A young woman wipes beads of sweat from her brow after pummeling a concrete wall into a pile of rubble. Leaning on her sledge hammer she surveys the site where three other volunteers are clearing away the debris. It’s hard to imagine that before Typhoon Yolanda this was once someone’s home.
Outside the bustling city of Tacloban, Philippines, another group of volunteers is experiencing a different side of disaster relief. They aren’t tearing things down, they are building them up. One volunteer cheers on his eclectic team as they construct wooden walls for temporary housing. The simple 16 by 16 foot structures will soon house families confined to tents since the typhoon struck six months before. A Scottish accent pierces the hammers and saws to commend the volunteers on their work.
You may wonder what has brought these people from every corner of the planet to shovel rubble and build homes. The common denominator is a nonprofit called All Hands.
All Hands Volunteers (hands.org) is a US based organization with its genesis in the 2004 Indian Ocean Earthquake and Tsunami. The organisation’s founder, David Campbell, realised the need for hands on assistance after a disaster and the thousands worldwide willing to be of service. Campbell established the first base in Thailand and created a website connecting potential volunteers with the project. All Hands was born.
Today All Hands has blossomed into a far-reaching international nonprofit. To date they have initiated 36 disaster relief projects around the world. They responded to Hurricane Katrina in New Orleans, the earthquake in Haiti and Typhoon Yolanda in the Philippines. The premise of All Hands is simple: If you’re willing to lend a hand, physically up for the challenge and able to get yourself to the project – you’re a candidate.
I recently joined All Hands in the Philippines for Project Leyte. This was my first experience volunteering in a disaster affected area and I was unsure what to expect. What I encountered was a dynamic group of selfless people who braved planes, ferries and automobiles so they could be of service to those in need. New volunteers had to adapt quickly to the challenges of working in the Philippines: extreme heat, potential diseases and the occasional hygiene issues. We weren’t housed in expensive hotels or escorted in air conditioned SUVs. We slept, worked, and ate like locals.
I also found that All Hands functions in a largely sustainable manner. In the case of Project Leyte, our home base was a converted dormitory. Each room was wall to wall with bunk beds reminiscent of a college dorm. Our meals were prepared by Filipino staff and created from ingredients at the local market. Rice was on the daily menu without fail, but it was hard not to appreciate this grain after wandering through rice paddies and witnessing roadside expanses of it drying in the sun.
We commuted to work sites each day on jeepneys, open air vehicles functioning like casual buses and driven by local drivers. When working we gave every task our all knowing that our efforts brought people closer to normality. We deconstructed roofs and walls, dug trenches, cleared rubble, mixed concrete, carried lumber, laid floors and erected walls. By the end of a long day our blood, sweat and tears were exchanged for three meals, a cold shower and a bunk for the next. The sense of accomplishment, excessive tan-lines and words of gratitude from local families were free.

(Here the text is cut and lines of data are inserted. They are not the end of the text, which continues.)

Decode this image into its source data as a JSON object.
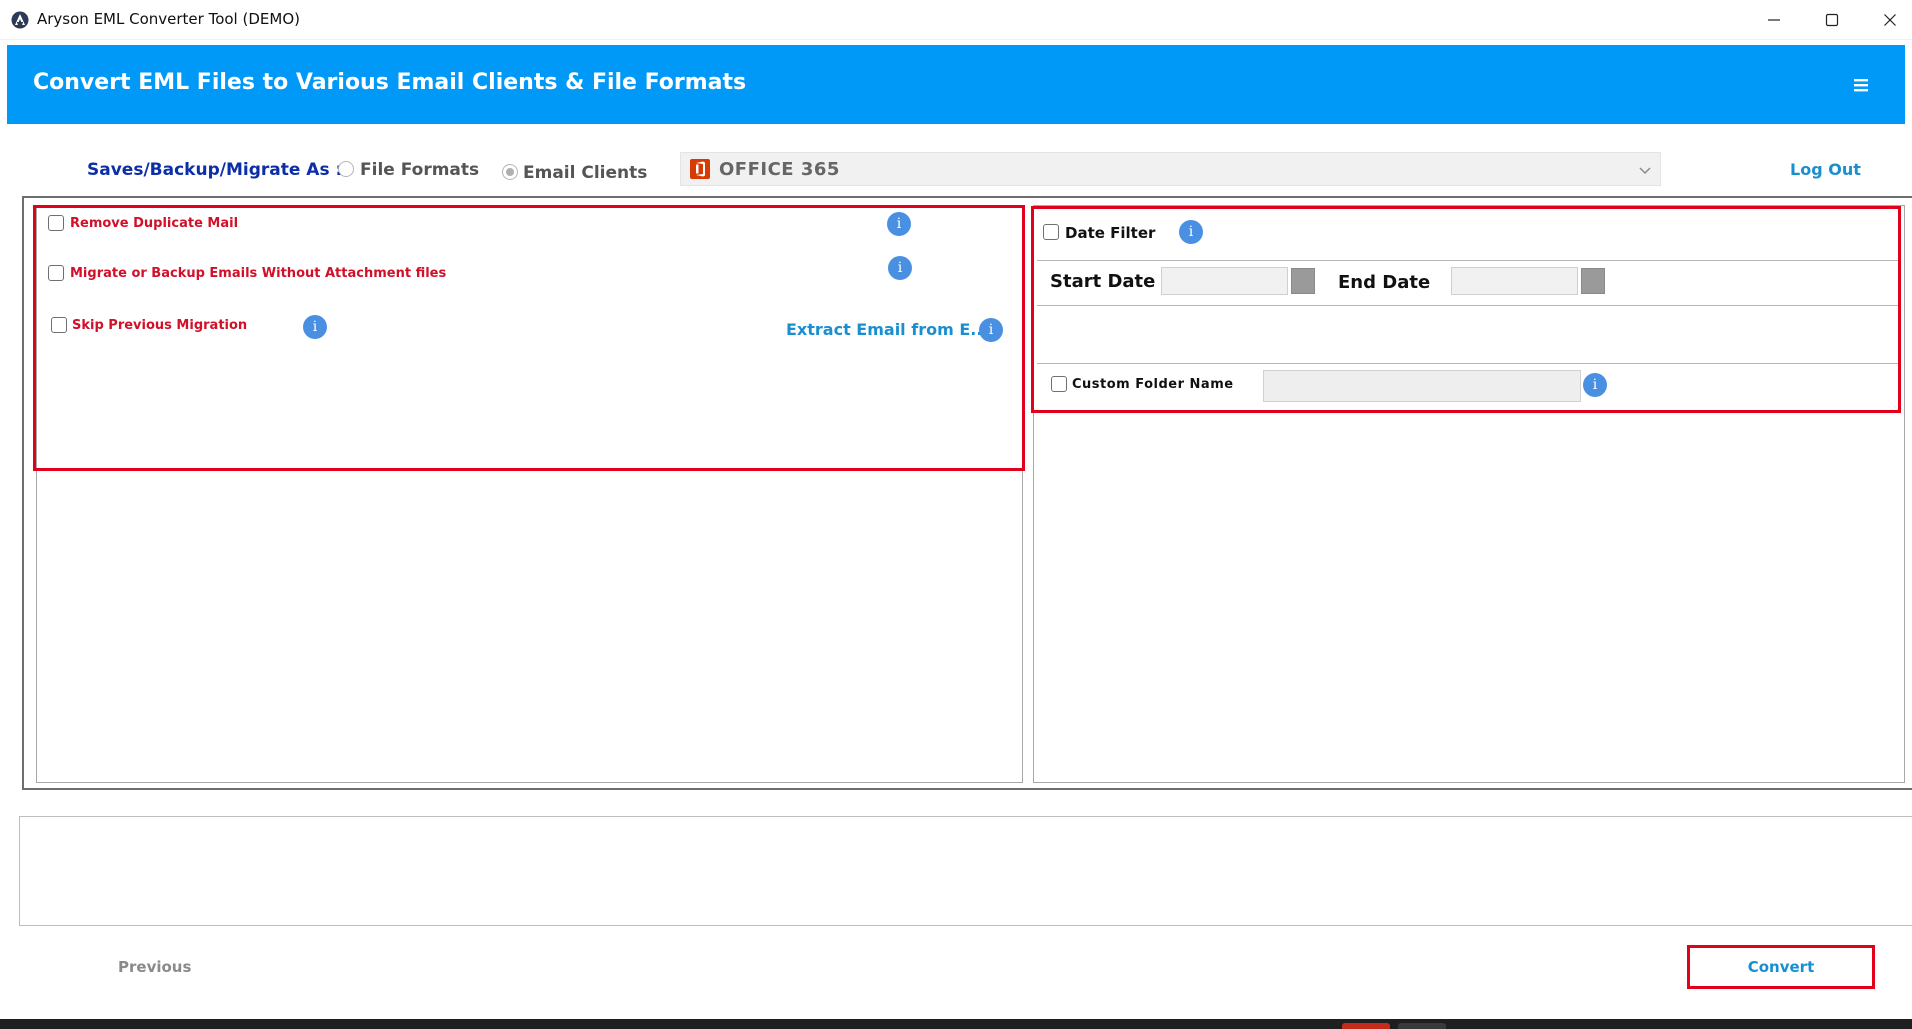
{
  "window": {
    "title": "Aryson EML Converter Tool (DEMO)"
  },
  "banner": {
    "title": "Convert EML Files to Various Email Clients & File Formats"
  },
  "save_bar": {
    "label": "Saves/Backup/Migrate As :",
    "options": [
      {
        "label": "File Formats",
        "selected": false
      },
      {
        "label": "Email Clients",
        "selected": true
      }
    ],
    "selected_client": "OFFICE 365",
    "logout_label": "Log Out"
  },
  "left_options": {
    "items": [
      {
        "label": "Remove Duplicate Mail",
        "checked": false
      },
      {
        "label": "Migrate or Backup Emails Without Attachment files",
        "checked": false
      },
      {
        "label": "Skip Previous Migration",
        "checked": false
      }
    ],
    "extract_link": "Extract Email from E...",
    "info_glyph": "i"
  },
  "right_options": {
    "date_filter_label": "Date Filter",
    "date_filter_checked": false,
    "start_date_label": "Start Date",
    "start_date_value": "",
    "end_date_label": "End Date",
    "end_date_value": "",
    "custom_folder_label": "Custom Folder Name",
    "custom_folder_checked": false,
    "custom_folder_value": ""
  },
  "footer": {
    "previous_label": "Previous",
    "convert_label": "Convert"
  },
  "colors": {
    "banner": "#0099f7",
    "highlight": "#e3001b",
    "option_text": "#d1102a",
    "link": "#1a8fd0",
    "save_label": "#0c2ea8"
  }
}
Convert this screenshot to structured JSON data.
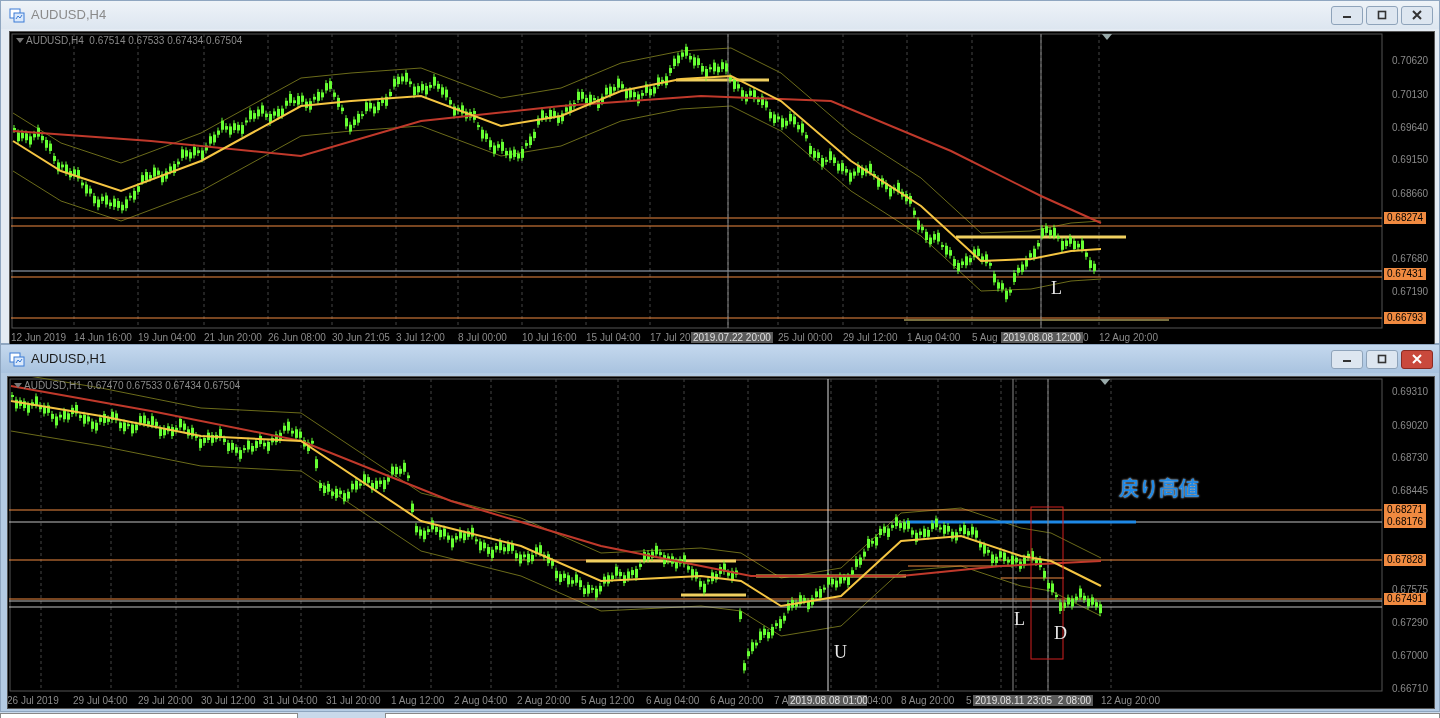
{
  "windows": [
    {
      "title": "AUDUSD,H4",
      "active": false,
      "legend": "AUDUSD,H4  0.67514 0.67533 0.67434 0.67504",
      "price_labels": [
        "0.70620",
        "0.70130",
        "0.69640",
        "0.69150",
        "0.68660",
        "0.67680",
        "0.67190"
      ],
      "price_markers": [
        "0.68274",
        "0.67431",
        "0.66793"
      ],
      "time_labels": [
        {
          "text": "12 Jun 2019",
          "highlighted": false
        },
        {
          "text": "14 Jun 16:00",
          "highlighted": false
        },
        {
          "text": "19 Jun 04:00",
          "highlighted": false
        },
        {
          "text": "21 Jun 20:00",
          "highlighted": false
        },
        {
          "text": "26 Jun 08:00",
          "highlighted": false
        },
        {
          "text": "30 Jun 21:05",
          "highlighted": false
        },
        {
          "text": "3 Jul 12:00",
          "highlighted": false
        },
        {
          "text": "8 Jul 00:00",
          "highlighted": false
        },
        {
          "text": "10 Jul 16:00",
          "highlighted": false
        },
        {
          "text": "15 Jul 04:00",
          "highlighted": false
        },
        {
          "text": "17 Jul 20",
          "highlighted": false
        },
        {
          "text": "2019.07.22 20:00",
          "highlighted": true
        },
        {
          "text": "25 Jul 00:00",
          "highlighted": false
        },
        {
          "text": "29 Jul 12:00",
          "highlighted": false
        },
        {
          "text": "1 Aug 04:00",
          "highlighted": false
        },
        {
          "text": "5 Aug",
          "highlighted": false
        },
        {
          "text": "2019.08.08 12:00",
          "highlighted": true
        },
        {
          "text": "0",
          "highlighted": false
        },
        {
          "text": "12 Aug 20:00",
          "highlighted": false
        }
      ],
      "annotations": [
        {
          "text": "L",
          "kind": "letter"
        }
      ]
    },
    {
      "title": "AUDUSD,H1",
      "active": true,
      "legend": "AUDUSD,H1  0.67470 0.67533 0.67434 0.67504",
      "price_labels": [
        "0.69310",
        "0.69020",
        "0.68730",
        "0.68445",
        "0.67575",
        "0.67290",
        "0.67000",
        "0.66710"
      ],
      "price_markers": [
        "0.68271",
        "0.68176",
        "0.67828",
        "0.67491"
      ],
      "time_labels": [
        {
          "text": "26 Jul 2019",
          "highlighted": false
        },
        {
          "text": "29 Jul 04:00",
          "highlighted": false
        },
        {
          "text": "29 Jul 20:00",
          "highlighted": false
        },
        {
          "text": "30 Jul 12:00",
          "highlighted": false
        },
        {
          "text": "31 Jul 04:00",
          "highlighted": false
        },
        {
          "text": "31 Jul 20:00",
          "highlighted": false
        },
        {
          "text": "1 Aug 12:00",
          "highlighted": false
        },
        {
          "text": "2 Aug 04:00",
          "highlighted": false
        },
        {
          "text": "2 Aug 20:00",
          "highlighted": false
        },
        {
          "text": "5 Aug 12:00",
          "highlighted": false
        },
        {
          "text": "6 Aug 04:00",
          "highlighted": false
        },
        {
          "text": "6 Aug 20:00",
          "highlighted": false
        },
        {
          "text": "7 A",
          "highlighted": false
        },
        {
          "text": "2019.08.08 01:00",
          "highlighted": true
        },
        {
          "text": "04:00",
          "highlighted": false
        },
        {
          "text": "8 Aug 20:00",
          "highlighted": false
        },
        {
          "text": "5",
          "highlighted": false
        },
        {
          "text": "2019.08.11 23:05  2 08:00",
          "highlighted": true
        },
        {
          "text": "12 Aug 20:00",
          "highlighted": false
        }
      ],
      "annotations": [
        {
          "text": "戻り高値",
          "kind": "callout"
        },
        {
          "text": "U",
          "kind": "letter"
        },
        {
          "text": "L",
          "kind": "letter"
        },
        {
          "text": "D",
          "kind": "letter"
        }
      ]
    }
  ]
}
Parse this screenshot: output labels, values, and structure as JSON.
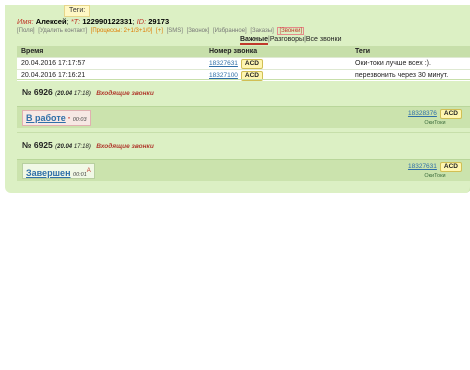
{
  "tags_tip": "Теги:",
  "client": {
    "name_label": "Имя:",
    "name": "Алексей",
    "phone_label": "*Т:",
    "phone": "122990122331",
    "id_label": "ID:",
    "id": "29173"
  },
  "actions": [
    {
      "label": "[Поля]",
      "style": "gray"
    },
    {
      "label": "[Удалить контакт]",
      "style": "gray"
    },
    {
      "label": "[Процессы: 2+1/3+1/0]",
      "style": "orange"
    },
    {
      "label": "[+]",
      "style": "orange"
    },
    {
      "label": "[SMS]",
      "style": "gray"
    },
    {
      "label": "[Звонок]",
      "style": "gray"
    },
    {
      "label": "[Избранное]",
      "style": "gray"
    },
    {
      "label": "[Заказы]",
      "style": "gray"
    },
    {
      "label": "[Звонки]",
      "style": "red"
    }
  ],
  "subtabs": {
    "active": "Важные",
    "sep1": "|",
    "tab2": "Разговоры",
    "sep2": "|",
    "tab3": "Все звонки"
  },
  "table": {
    "headers": {
      "time": "Время",
      "number": "Номер звонка",
      "tags": "Теги"
    },
    "rows": [
      {
        "time": "20.04.2016 17:17:57",
        "number": "18327631",
        "acd": "ACD",
        "tags": "Оки-токи лучше всех :)."
      },
      {
        "time": "20.04.2016 17:16:21",
        "number": "18327100",
        "acd": "ACD",
        "tags": "перезвонить через 30 минут."
      }
    ]
  },
  "deals": [
    {
      "title": "№ 6926",
      "date": "20.04",
      "time": "17:18",
      "direction": "Входящие звонки",
      "status": "В работе",
      "status_time": "00:03",
      "phone": "18328376",
      "acd": "ACD",
      "operator": "ОкиТоки"
    },
    {
      "title": "№ 6925",
      "date": "20.04",
      "time": "17:18",
      "direction": "Входящие звонки",
      "status": "Завершен",
      "status_time": "00:01",
      "mark": "A",
      "phone": "18327631",
      "acd": "ACD",
      "operator": "ОкиТоки"
    }
  ]
}
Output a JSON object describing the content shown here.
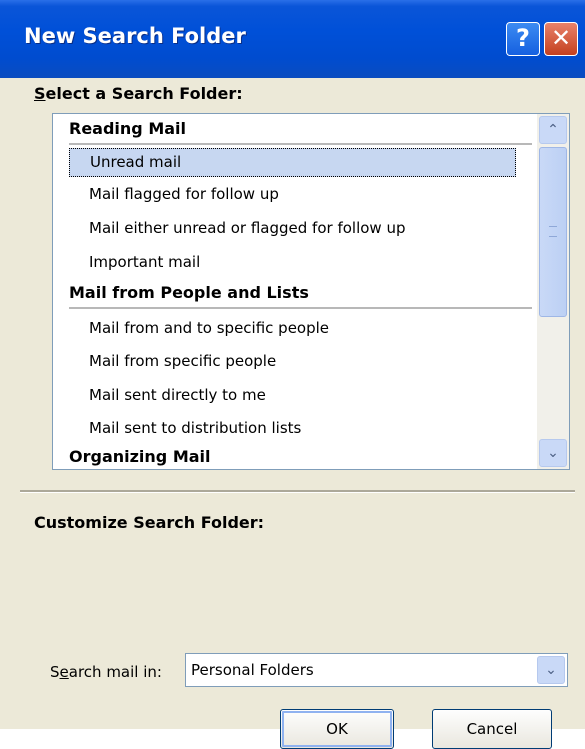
{
  "window": {
    "title": "New Search Folder"
  },
  "titlebar": {
    "help_glyph": "?",
    "close_glyph": "✕"
  },
  "section_select": {
    "label_prefix": "S",
    "label_rest": "elect a Search Folder:"
  },
  "list": {
    "groups": [
      {
        "heading": "Reading Mail",
        "items": [
          "Unread mail",
          "Mail flagged for follow up",
          "Mail either unread or flagged for follow up",
          "Important mail"
        ]
      },
      {
        "heading": "Mail from People and Lists",
        "items": [
          "Mail from and to specific people",
          "Mail from specific people",
          "Mail sent directly to me",
          "Mail sent to distribution lists"
        ]
      },
      {
        "heading": "Organizing Mail",
        "items": []
      }
    ],
    "selected_item": "Unread mail"
  },
  "scrollbar": {
    "up_glyph": "⌃",
    "down_glyph": "⌄"
  },
  "section_customize": {
    "label": "Customize Search Folder:"
  },
  "search_in": {
    "label_pre": "S",
    "label_u": "e",
    "label_post": "arch mail in:",
    "value": "Personal Folders",
    "arrow_glyph": "⌄"
  },
  "buttons": {
    "ok": "OK",
    "cancel": "Cancel"
  }
}
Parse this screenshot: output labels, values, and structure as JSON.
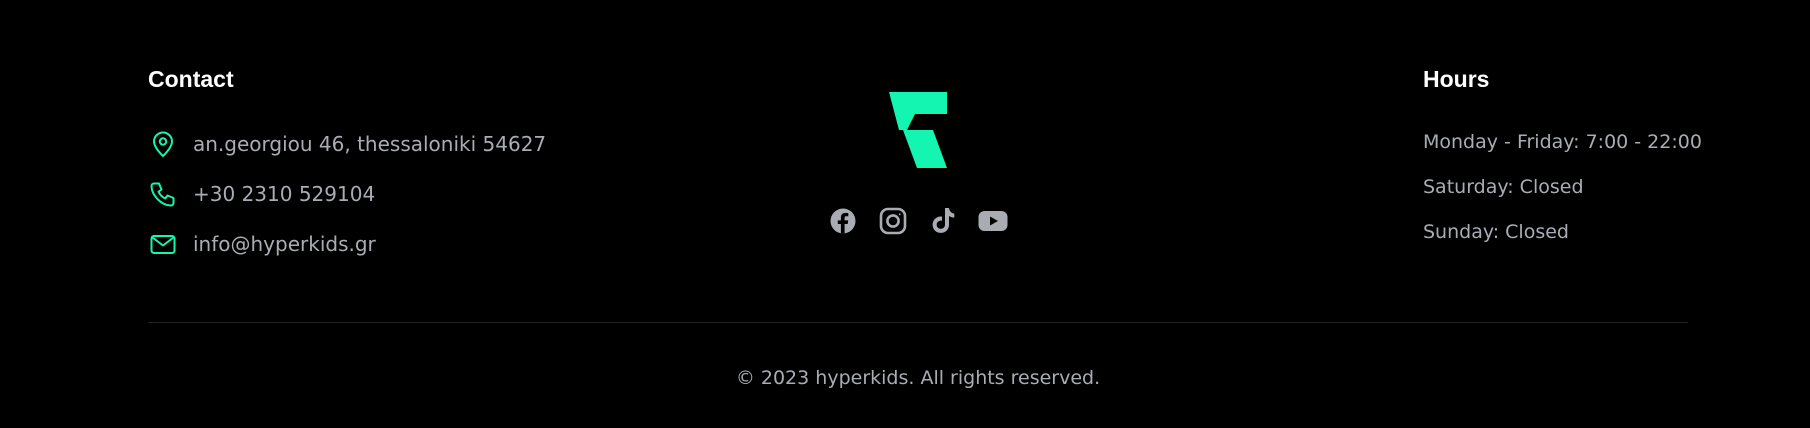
{
  "colors": {
    "background": "#000000",
    "accent": "#13f5b0",
    "text": "#a9adb3",
    "heading": "#ffffff",
    "social_icon": "#a9adb3",
    "divider": "#222428"
  },
  "contact": {
    "heading": "Contact",
    "address": {
      "icon": "map-pin-icon",
      "text": "an.georgiou 46, thessaloniki 54627"
    },
    "phone": {
      "icon": "phone-icon",
      "text": "+30 2310 529104"
    },
    "email": {
      "icon": "mail-icon",
      "text": "info@hyperkids.gr"
    }
  },
  "brand": {
    "logo_icon": "hyperkids-logo-icon",
    "socials": [
      {
        "icon": "facebook-icon"
      },
      {
        "icon": "instagram-icon"
      },
      {
        "icon": "tiktok-icon"
      },
      {
        "icon": "youtube-icon"
      }
    ]
  },
  "hours": {
    "heading": "Hours",
    "lines": [
      "Monday - Friday: 7:00 - 22:00",
      "Saturday: Closed",
      "Sunday: Closed"
    ]
  },
  "copyright": "© 2023 hyperkids. All rights reserved."
}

Sustainability was also evident in our temporary housing project. The houses were constructed almost entirely out of coco lumber; wood sawn from coconut trees. There were moments of frustration with this finicky wood as some segments were so dense that pounding nails through it was an insurmountable feat while other parts were so soft and spongy that they oozed a blood-like sap. Regardless, I was in awe of the material’s history once I learned it came from trees ripped from the earth by Yolanda. To complete the structures, sheets of palm panels called nipa covered the walls while the roofs were thatched with palm frond sawali. We rejoiced with the completion of each house.
When it came time to leave I reflected on all that I had witnessed during a month and a half in the Philippines. The broken trees against beautiful countryside, faces of children laughing as we rode home from work and the chills felt after a local described the bodies left on the streets when Yolanda hit.
The kindness and resiliency of the Filipino people has left an indelible mark on my view of the world. In the words of a people who have endured such an incredible loss, but have chosen to carry on in a spirit of joy; Bangon Tacloban!